# EXERCISE BRIEF
Find the string "icon" in the listing below and return each line it appears in.

# DATA SUPPLIED
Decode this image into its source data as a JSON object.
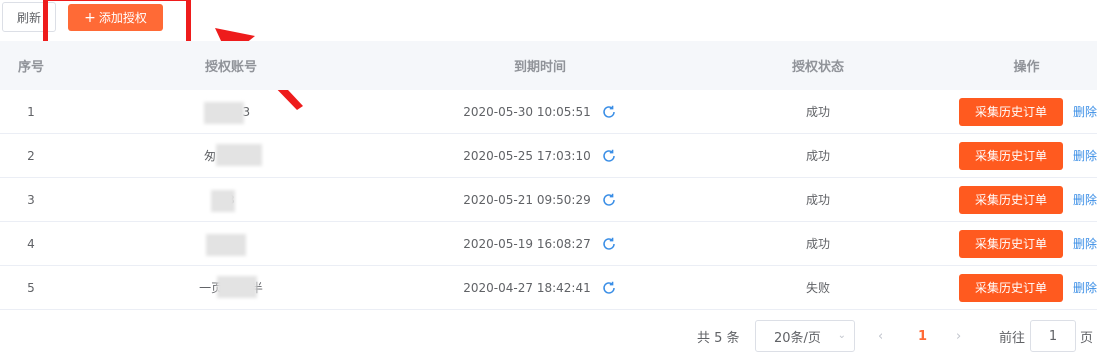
{
  "toolbar": {
    "refresh_label": "刷新",
    "add_label": "添加授权",
    "add_icon": "plus-icon"
  },
  "colors": {
    "accent": "#ff6a36",
    "collect_button": "#ff5a1f",
    "highlight": "#ee1c1c",
    "link": "#3a8ee6"
  },
  "table": {
    "headers": {
      "index": "序号",
      "account": "授权账号",
      "expire": "到期时间",
      "status": "授权状态",
      "ops": "操作"
    },
    "rows": [
      {
        "index": "1",
        "account": "27903",
        "expire": "2020-05-30 10:05:51",
        "status": "成功",
        "collect": "采集历史订单",
        "delete": "删除"
      },
      {
        "index": "2",
        "account": "匆 99999",
        "expire": "2020-05-25 17:03:10",
        "status": "成功",
        "collect": "采集历史订单",
        "delete": "删除"
      },
      {
        "index": "3",
        "account": "3",
        "expire": "2020-05-21 09:50:29",
        "status": "成功",
        "collect": "采集历史订单",
        "delete": "删除"
      },
      {
        "index": "4",
        "account": "ve",
        "expire": "2020-05-19 16:08:27",
        "status": "成功",
        "collect": "采集历史订单",
        "delete": "删除"
      },
      {
        "index": "5",
        "account": "一页 局下半",
        "expire": "2020-04-27 18:42:41",
        "status": "失败",
        "collect": "采集历史订单",
        "delete": "删除"
      }
    ],
    "refresh_icon": "refresh-icon"
  },
  "pagination": {
    "total": "共 5 条",
    "page_size": "20条/页",
    "current_page": "1",
    "goto_label": "前往",
    "goto_value": "1",
    "goto_unit": "页"
  }
}
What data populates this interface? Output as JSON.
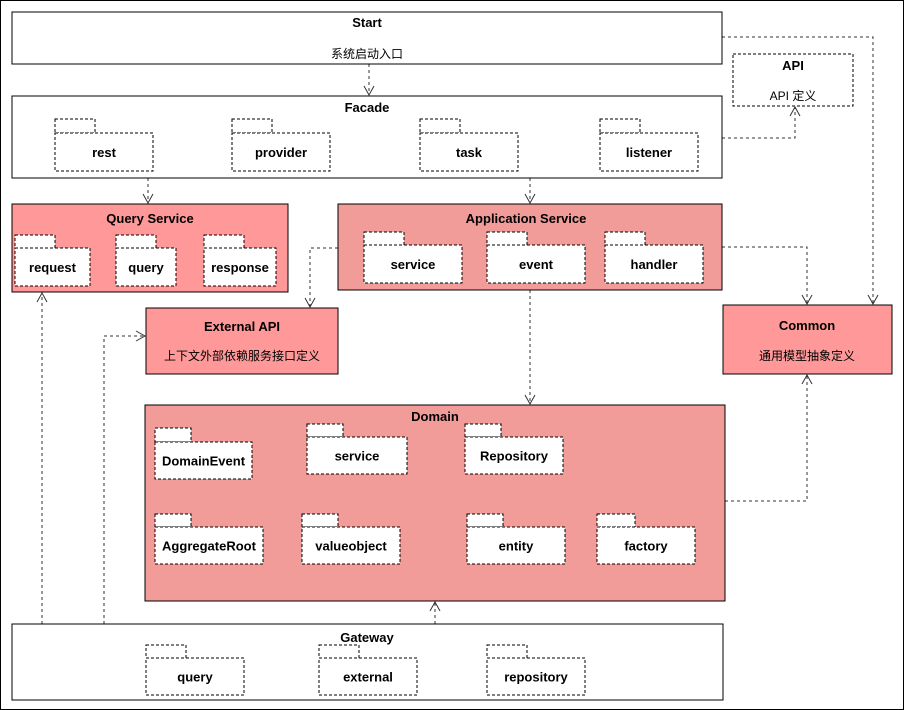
{
  "colors": {
    "query_service": "#FF9999",
    "application_service": "#F19C99",
    "external_api": "#FF9999",
    "common": "#FF9999",
    "domain": "#F19C99"
  },
  "start": {
    "title": "Start",
    "subtitle": "系统启动入口"
  },
  "api": {
    "title": "API",
    "subtitle": "API 定义"
  },
  "facade": {
    "title": "Facade",
    "packages": [
      "rest",
      "provider",
      "task",
      "listener"
    ]
  },
  "query_service": {
    "title": "Query  Service",
    "packages": [
      "request",
      "query",
      "response"
    ]
  },
  "application_service": {
    "title": "Application Service",
    "packages": [
      "service",
      "event",
      "handler"
    ]
  },
  "external_api": {
    "title": "External API",
    "subtitle": "上下文外部依赖服务接口定义"
  },
  "common": {
    "title": "Common",
    "subtitle": "通用模型抽象定义"
  },
  "domain": {
    "title": "Domain",
    "packages": [
      "DomainEvent",
      "service",
      "Repository",
      "AggregateRoot",
      "valueobject",
      "entity",
      "factory"
    ]
  },
  "gateway": {
    "title": "Gateway",
    "packages": [
      "query",
      "external",
      "repository"
    ]
  }
}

# RESPONSE AREA
    "add_icon": "plus-icon"
    "refresh_icon": "refresh-icon"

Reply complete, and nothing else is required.